Cuellar will build a propane-fired soda glaze kiln with used brick, new burners, and kiln shelves. With the assistance of a pottery student, he will have an exhibition of new work in soda glaze.

Susana di Palma (in production)
Di Palma will attend the 17th Bienal de Flamenco de Sevilla, attend twenty concerts, take classes in singing for dance, and do research and prep work on “Con Vivir,” a theater/flamenco piece.

Kyle Fokken (in production)
Fokken will research and explore how to translate the style of his small indoor sculpture into large, durable, outdoor work and purchase equipment that will enable him to work safely.

Karen Gustafson (in production)
Gustafson will frame completed drawings and begin a new phase of work. She will participate in several open studios so visitors may see her finished work and view the new series as it develops. In addition, she will take a ten-session workshop to build her business skills at Springboard for the Arts.

Terry Gydesen
Gydesen will document the 2012 election cycle, focusing on issues unique to the state of Minnesota. She will also create an interactive Web site with words and images to encourage dialogue, debate, and education.

Ed Bok Lee
Lee will complete his first manuscript of short stories, while communally workshopping the pieces at established open microphone venues located in or near the Twin Cities neighborhoods in which each story is set.

Dean Lucker
Lucker will adapt and install one of his mechanical sculptures for temporary exhibition at several public institutions within Minnesota.

Guante
Tran Myhre will hire professional videographers to record a spoken word poetry performance and put together a professional electronic press kit (EPK) to be used in booking negotiations. He will organize and promote at least one spoken word event to complete this project.

Bao Phi
Phi will tour and promote his first collection of poetry, “Song I Sing,” in at least five major cities around the country. He will present at least one performance in the Twin Cities.

Aparna Ramaswamy
Ramaswamy will present solo performances in the United Kingdom, Italy, and Switzerland, as part of the internationally known Soorya Festival. Upon her return to Minnesota, Ramaswamy will present an informal performance and talk that will be free and open to the public.

Monica Reede
Reede will produce and document new work for an upcoming exhibition at the Bloomington Art Center in Bloomington, in January 2013.

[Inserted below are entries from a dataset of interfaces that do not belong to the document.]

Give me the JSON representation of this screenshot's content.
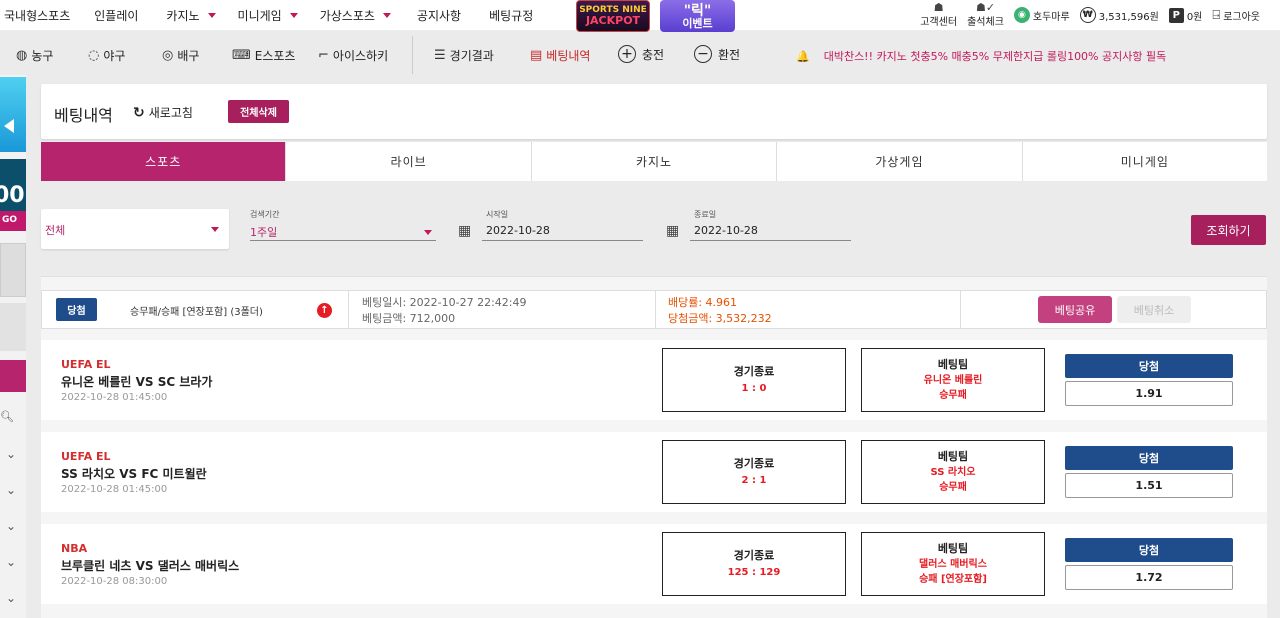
{
  "topnav": {
    "items": [
      "국내형스포츠",
      "인플레이",
      "카지노",
      "미니게임",
      "가상스포츠",
      "공지사항",
      "베팅규정"
    ],
    "banner_jackpot": [
      "SPORTS NINE",
      "JACKPOT"
    ],
    "banner_event": [
      "\"릭\"",
      "이벤트"
    ],
    "user": {
      "support": "고객센터",
      "attendance": "출석체크",
      "username": "호두마루",
      "balance": "3,531,596원",
      "points": "0원",
      "logout": "로그아웃",
      "won_symbol": "₩",
      "point_symbol": "P"
    }
  },
  "subnav": {
    "sports": [
      "농구",
      "야구",
      "배구",
      "E스포츠",
      "아이스하키"
    ],
    "results": "경기결과",
    "bet_history": "베팅내역",
    "deposit": "충전",
    "withdraw": "환전",
    "ticker": "대박찬스!! 카지노 첫충5% 매충5% 무제한지급 롤링100% 공지사항 필독"
  },
  "sidebar": {
    "badge_number": "00",
    "badge_text": "GO"
  },
  "page": {
    "title": "베팅내역",
    "refresh": "새로고침",
    "delete_all": "전체삭제"
  },
  "tabs": [
    "스포츠",
    "라이브",
    "카지노",
    "가상게임",
    "미니게임"
  ],
  "filter": {
    "type_value": "전체",
    "period_label": "검색기간",
    "period_value": "1주일",
    "start_label": "시작일",
    "start_value": "2022-10-28",
    "end_label": "종료일",
    "end_value": "2022-10-28",
    "search_button": "조회하기"
  },
  "bet": {
    "status": "당첨",
    "type": "승무패/승패 [연장포함] (3폴더)",
    "bet_time": "베팅일시: 2022-10-27 22:42:49",
    "bet_amount": "베팅금액: 712,000",
    "odds": "배당률: 4.961",
    "win_amount": "당첨금액: 3,532,232",
    "share_button": "베팅공유",
    "cancel_button": "베팅취소"
  },
  "matches": [
    {
      "league": "UEFA EL",
      "teams": "유니온 베를린 VS SC 브라가",
      "date": "2022-10-28 01:45:00",
      "result_title": "경기종료",
      "score": "1 : 0",
      "pick_title": "베팅팀",
      "pick_team": "유니온 베를린",
      "pick_market": "승무패",
      "status": "당첨",
      "odds": "1.91"
    },
    {
      "league": "UEFA EL",
      "teams": "SS 라치오 VS FC 미트윌란",
      "date": "2022-10-28 01:45:00",
      "result_title": "경기종료",
      "score": "2 : 1",
      "pick_title": "베팅팀",
      "pick_team": "SS 라치오",
      "pick_market": "승무패",
      "status": "당첨",
      "odds": "1.51"
    },
    {
      "league": "NBA",
      "teams": "브루클린 네츠 VS 댈러스 매버릭스",
      "date": "2022-10-28 08:30:00",
      "result_title": "경기종료",
      "score": "125 : 129",
      "pick_title": "베팅팀",
      "pick_team": "댈러스 매버릭스",
      "pick_market": "승패 [연장포함]",
      "status": "당첨",
      "odds": "1.72"
    }
  ],
  "colors": {
    "accent": "#b5246d",
    "win_blue": "#1f4c8a",
    "score_red": "#e51c23"
  }
}
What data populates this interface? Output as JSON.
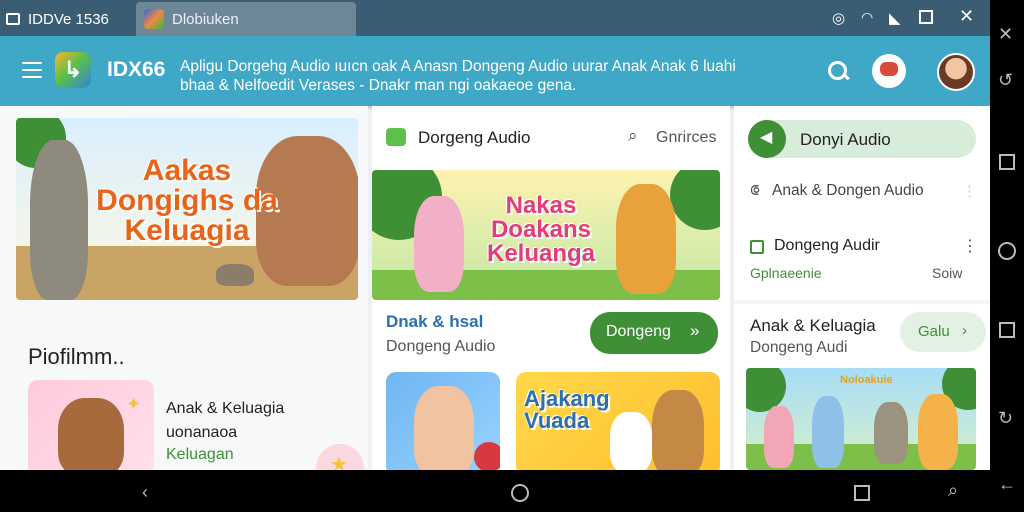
{
  "statusbar": {
    "tab1_label": "IDDVe 1536",
    "tab2_label": "Dlobiuken",
    "icons": [
      "circle-icon",
      "wifi-icon",
      "signal-icon",
      "window-icon",
      "close-icon"
    ]
  },
  "appbar": {
    "brand": "IDX66",
    "headline": "Apligu Dorgehg Audio ıuıcn  oak A Anasn Dongeng Audio uurar Anak Anak 6 luahi  bhaa & Nelfoedit Verases  -  Dnakr  man ngi oakaeoe gena."
  },
  "column1": {
    "hero_title": "Aakas Dongighs da Keluagia",
    "section_title": "Piofilmm..",
    "card_title": "Anak & Keluagia",
    "card_sub": "uonanaoa",
    "card_tag": "Keluagan"
  },
  "column2": {
    "header_title": "Dorgeng Audio",
    "header_action": "Gnrirces",
    "hero_title": "Nakas Doakans Keluanga",
    "item_title": "Dnak & hsal",
    "item_sub": "Dongeng Audio",
    "button_label": "Dongeng",
    "card2_title": "Ajakang Vuada"
  },
  "column3": {
    "pill_label": "Donyi Audio",
    "row1_label": "Anak & Dongen Audio",
    "row2_label": "Dongeng Audir",
    "row3_left": "Gplnaeenie",
    "row3_right": "Soiw",
    "card_title": "Anak & Keluagia",
    "card_sub": "Dongeng Audi",
    "card_button": "Galu",
    "card_banner": "Noloakuie"
  },
  "colors": {
    "statusbar": "#3a5d73",
    "appbar": "#3fa8c6",
    "accent_green": "#3f8f36",
    "title_blue": "#2a6fb0"
  }
}
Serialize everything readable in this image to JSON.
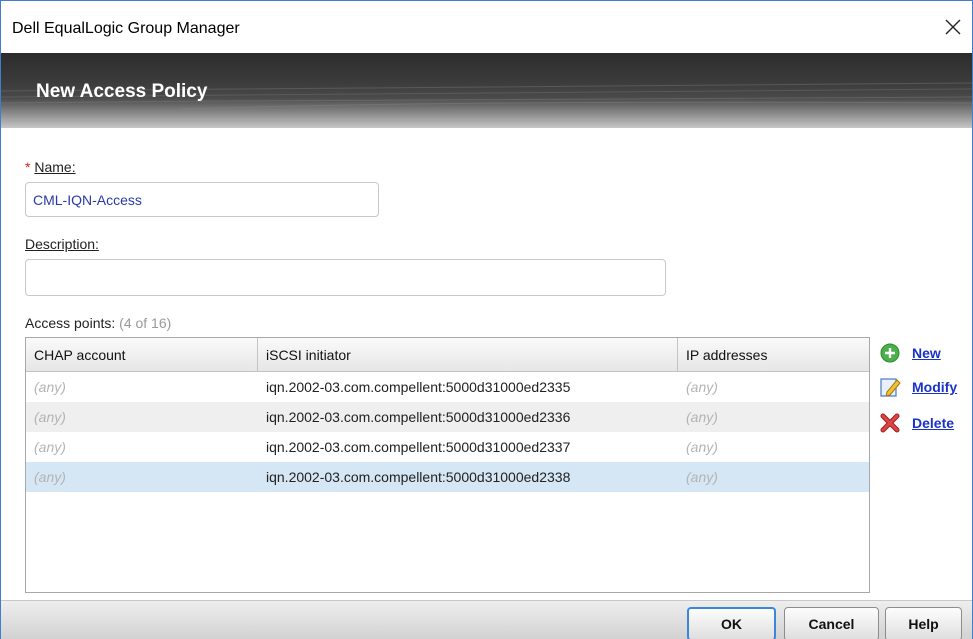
{
  "window": {
    "title": "Dell EqualLogic Group Manager"
  },
  "banner": {
    "heading": "New Access Policy"
  },
  "form": {
    "name_required_mark": "*",
    "name_label": "Name:",
    "name_value": "CML-IQN-Access",
    "description_label": "Description:",
    "description_value": "",
    "access_points_label": "Access points:",
    "access_points_count": "(4 of 16)"
  },
  "table": {
    "headers": [
      "CHAP account",
      "iSCSI initiator",
      "IP addresses"
    ],
    "rows": [
      {
        "chap": "(any)",
        "initiator": "iqn.2002-03.com.compellent:5000d31000ed2335",
        "ip": "(any)"
      },
      {
        "chap": "(any)",
        "initiator": "iqn.2002-03.com.compellent:5000d31000ed2336",
        "ip": "(any)"
      },
      {
        "chap": "(any)",
        "initiator": "iqn.2002-03.com.compellent:5000d31000ed2337",
        "ip": "(any)"
      },
      {
        "chap": "(any)",
        "initiator": "iqn.2002-03.com.compellent:5000d31000ed2338",
        "ip": "(any)"
      }
    ],
    "selected_row": 3
  },
  "actions": {
    "new_label": "New",
    "modify_label": "Modify",
    "delete_label": "Delete",
    "new_icon": "add-icon",
    "modify_icon": "edit-icon",
    "delete_icon": "delete-icon"
  },
  "footer": {
    "ok_label": "OK",
    "cancel_label": "Cancel",
    "help_label": "Help"
  },
  "colors": {
    "link": "#1a32c8",
    "required": "#d62020",
    "selection": "#d5e6f4",
    "focus_border": "#3b87d6"
  }
}
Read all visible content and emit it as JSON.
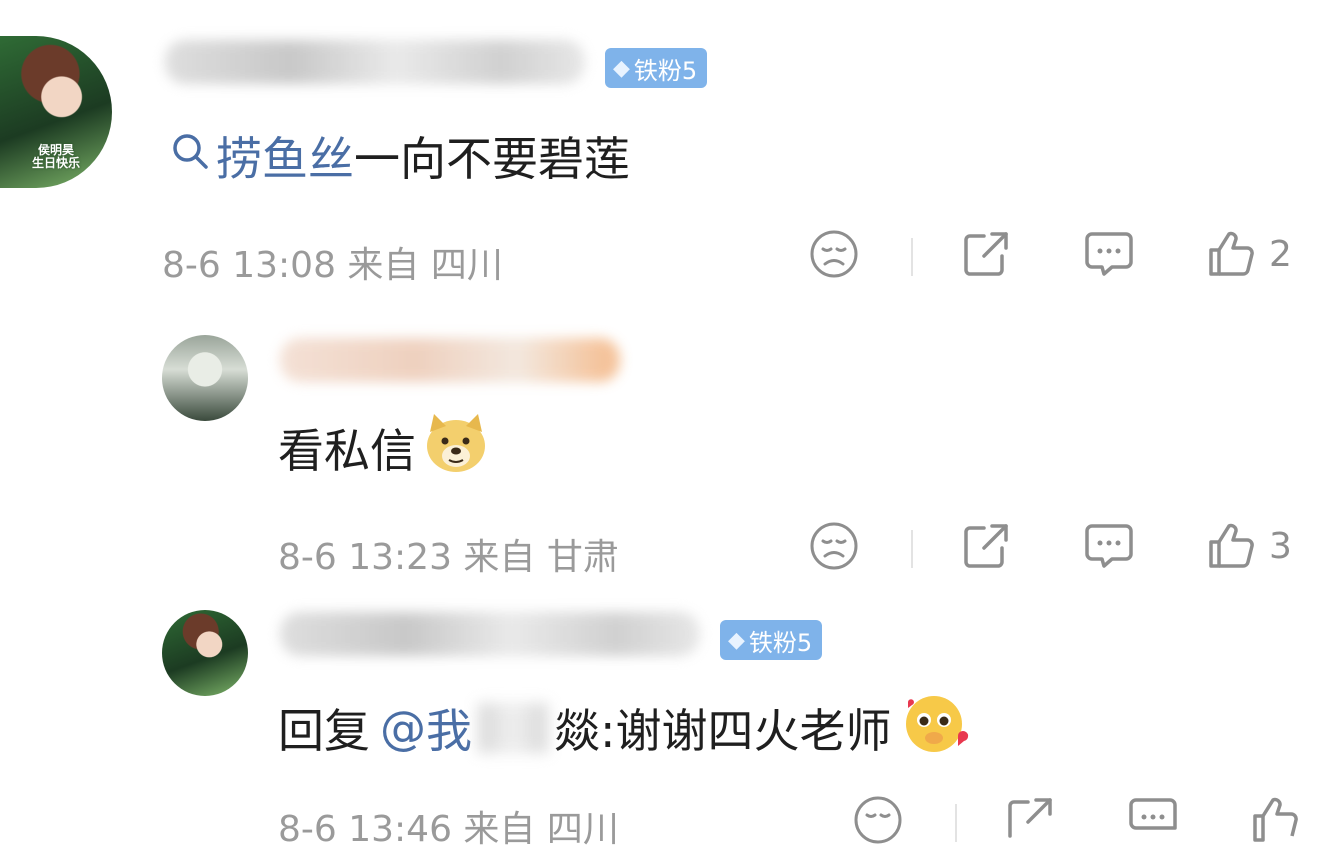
{
  "comments": [
    {
      "badge": "铁粉5",
      "avatar_text_1": "侯明昊",
      "avatar_text_2": "生日快乐",
      "link_text": "捞鱼丝",
      "body_text": "一向不要碧莲",
      "meta": "8-6 13:08 来自 四川",
      "likes": "2"
    },
    {
      "body_text": "看私信",
      "meta": "8-6 13:23 来自 甘肃",
      "likes": "3"
    },
    {
      "badge": "铁粉5",
      "reply_prefix": "回复",
      "mention_at": "@",
      "mention_visible_start": "我",
      "mention_visible_end": "燚",
      "body_text": ":谢谢四火老师",
      "meta": "8-6 13:46 来自 四川"
    }
  ],
  "icons": {
    "dislike": "sad-face-icon",
    "share": "share-icon",
    "comment": "comment-bubble-icon",
    "like": "thumbs-up-icon",
    "search": "search-icon"
  },
  "colors": {
    "link": "#4a6ea5",
    "badge": "#7fb3ea",
    "meta": "#9a9a9a"
  }
}
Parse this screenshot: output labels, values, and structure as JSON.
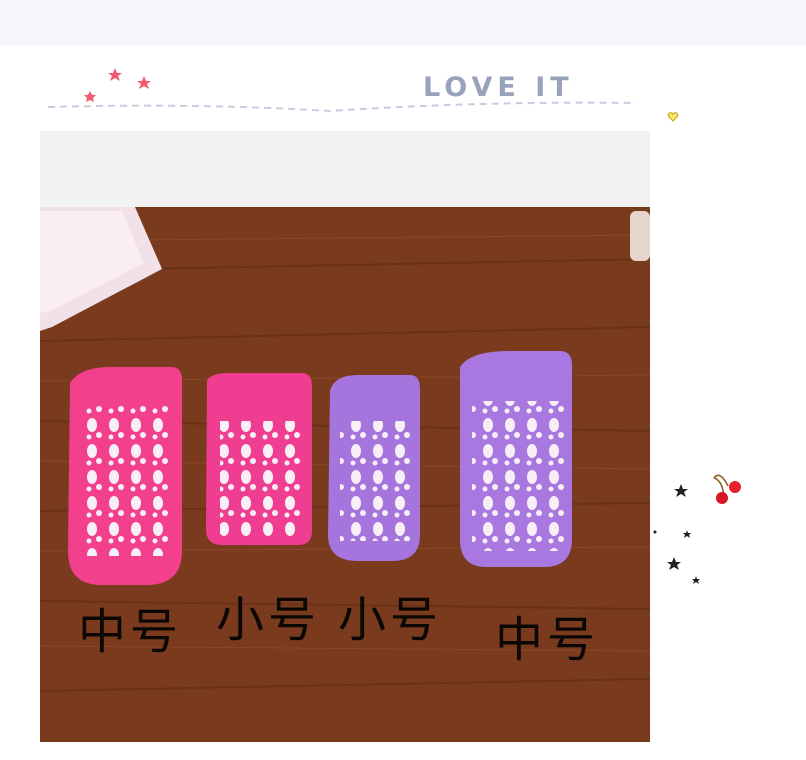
{
  "banner": {
    "heading": "LOVE IT"
  },
  "photo": {
    "subject": "four non-slip children's socks on a wooden table",
    "labels": [
      "中号",
      "小号",
      "小号",
      "中号"
    ],
    "sock_colors": [
      "#f2408d",
      "#ef3e92",
      "#a574dd",
      "#a878e0"
    ],
    "table_color": "#7a3a1e"
  },
  "colors": {
    "accent_heading": "#98a2bb",
    "dashed_line": "#c5cde0",
    "star_pink": "#ef5a6f"
  }
}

Andréa Stanislav
Stanislav will bring concepts and imagery from her sculpture into her video work with the purchase of hardware and software. She will then exhibit the new work at a Twin Cities gallery.

Asia Ward (in production)
Ward will research requirements and develop a sculpture that represents a section of the Saint Croix River for installation in a public space.